Arsenal 1 – 1 Liverpool
Unai Emery declared himself “50% happy” with yesterday’s match. That’s at least 30-35% less than most of us. That final 10-15%? That’s the gap between a point and three. A draw was a fair result with a great number of positives for Emery to continue to build going forward. Not least of which was the first 90-minute performance of Emery’s reign. Much more of that please, gentlemen.
The pressing game worked well, principally because teamwork ensured no-one was left isolated. Even those whose performances faded began well; Mkhitaryan being a prime example. Some bright moves, to begin with, he became less effective going forward and shifted to the periphery of the game. Nonetheless, his defensive work didn’t diminish. This is the ‘Emery ethic’; as much as your own performance matters, forgetting teamwork is unacceptable.
That notion applies to all with Alex Iwobi shifting to left wing-back when Danny Welbeck entered the fray.

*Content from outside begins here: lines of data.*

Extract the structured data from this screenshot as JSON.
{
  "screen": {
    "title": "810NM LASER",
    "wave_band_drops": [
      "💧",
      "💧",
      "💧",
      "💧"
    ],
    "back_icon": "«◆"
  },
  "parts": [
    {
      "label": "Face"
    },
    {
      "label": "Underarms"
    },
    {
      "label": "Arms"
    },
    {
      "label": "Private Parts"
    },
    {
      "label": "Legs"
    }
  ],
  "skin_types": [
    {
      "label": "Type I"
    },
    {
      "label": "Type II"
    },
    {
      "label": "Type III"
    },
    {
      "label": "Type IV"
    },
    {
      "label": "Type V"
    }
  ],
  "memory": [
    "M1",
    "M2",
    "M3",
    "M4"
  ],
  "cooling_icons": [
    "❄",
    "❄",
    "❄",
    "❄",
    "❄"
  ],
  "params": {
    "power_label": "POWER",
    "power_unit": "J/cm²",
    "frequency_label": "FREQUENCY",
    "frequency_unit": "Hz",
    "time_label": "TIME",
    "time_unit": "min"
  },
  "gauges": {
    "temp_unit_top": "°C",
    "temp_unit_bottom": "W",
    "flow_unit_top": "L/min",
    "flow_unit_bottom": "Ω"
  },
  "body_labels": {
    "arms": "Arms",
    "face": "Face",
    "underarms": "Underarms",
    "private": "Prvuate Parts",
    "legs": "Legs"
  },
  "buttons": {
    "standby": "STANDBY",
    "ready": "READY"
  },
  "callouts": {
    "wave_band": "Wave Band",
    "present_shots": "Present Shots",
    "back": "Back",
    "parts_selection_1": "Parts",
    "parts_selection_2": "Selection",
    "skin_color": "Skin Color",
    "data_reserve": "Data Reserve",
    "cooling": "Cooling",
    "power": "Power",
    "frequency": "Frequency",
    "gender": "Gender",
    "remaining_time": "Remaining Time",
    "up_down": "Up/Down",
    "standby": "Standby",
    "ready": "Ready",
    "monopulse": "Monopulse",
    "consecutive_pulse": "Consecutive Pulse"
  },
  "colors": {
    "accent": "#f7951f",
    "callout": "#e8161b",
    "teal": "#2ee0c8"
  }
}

Two effective substitutions once again by Emery. Pro-actively changing the outcome of matches, or at least putting the pieces into position to give us a chance of changing the outcome is a sea-change.
Eyecatching performances came from the spine of the team. Holding, Torreira, Xhaka and Lacazette; standing out. Outstanding. There were others such as Mustafi who performed well. The lines in the team held high, held together. They weren’t perfect, as Mane proved for the disallowed ‘goal’. In my view, it was offside; the officials got it right with Mane too close to the action to not be interfering with play.
The officials got it right again by ignoring Mkhitaryan’s claim for a penalty. If that was given, Leno conceding one later in the game when he clattered into Van Dijk as the Dutchman hit the post with a header.
It was a mixed evening for the German. Superb saves, excellent distribution but found wanting with crosses, especially with the Liverpool goal coming from that very source. It was a goalkeeping error, pure and simple. There were three places Leno couldn’t put the ball but alas he put it in one of them.
The response was excellent. For the past decade, that scenario saw us capitulate in big matches – some smaller ones too – but this time, not so. That’s a measurable yardstick, if you’re seeking one, of improvement from earlier this season.
Torreira and Xhaka were fundamental to all the good work. The Uruguayan did everything but tackle with his head; every other part of his body though while Xhaka showed a rare turn of pace to keep up with Salah, before producing an excellent sliding tackle on the Egyptian. Too knackered to moan at anyone for losing the ball afterwards, though…
Xhaka’s value to side is being seen with the right partner. Playing Xhaka as the defensive midfielder is never going to work because he isn’t a defensive midfielder. Monchengladbach and Switzerland played him alongside a defensive midfielder which brought the form we noted to the fore.
It’s not rocket science.
More importantly, the value of the pairing was seen as they outperformed Liverpool’s midfield trio. Keita and Henderson were missing but Fabinho, Milner and Wijnaldum are no slouches. Torreira and Xhaka kept them busy for 90 minutes.
Behind them, Holding continues to thrive with the responsibility of first-team football. He is maturing nicely with each of the left-backs benefits from his presence and willingness to cover behind them. If we could get that mentality on the right side, there’s the basis for a title-winning defence.
Trust Your Instincts
That core of good performances was completed by Lacazette. His finish was instinctive, the sort Wrighty used to produce and a natural goalscorers’ goal. It was sublime, from Iwobi’s pass to the close control which kept Alisson at bay and a shot curled around the defenders on the line. Tantalisingly in their reach but
He’s probably the first instinctive goalscorer we’ve had since Wrighty as well.
Having that spine of performances come together underpinned everyone else’s contribution. They didn’t carry the team, far from it, but they imbued confidence in others. Belief.
So too do Emery’s theatrics on the touchline. Passion, will-to-win; he’s the new breed rather than the cerebral body language of the past. Constantly talking to the players in earshot. Telling them what to do; encouraging.
If there was a match to define a new era, this was it. Not an outstanding result but a watershed moment. That it takes the unbeaten run to 14 is almost unnoticed. There is a feelgood factor emerging; long may it continue.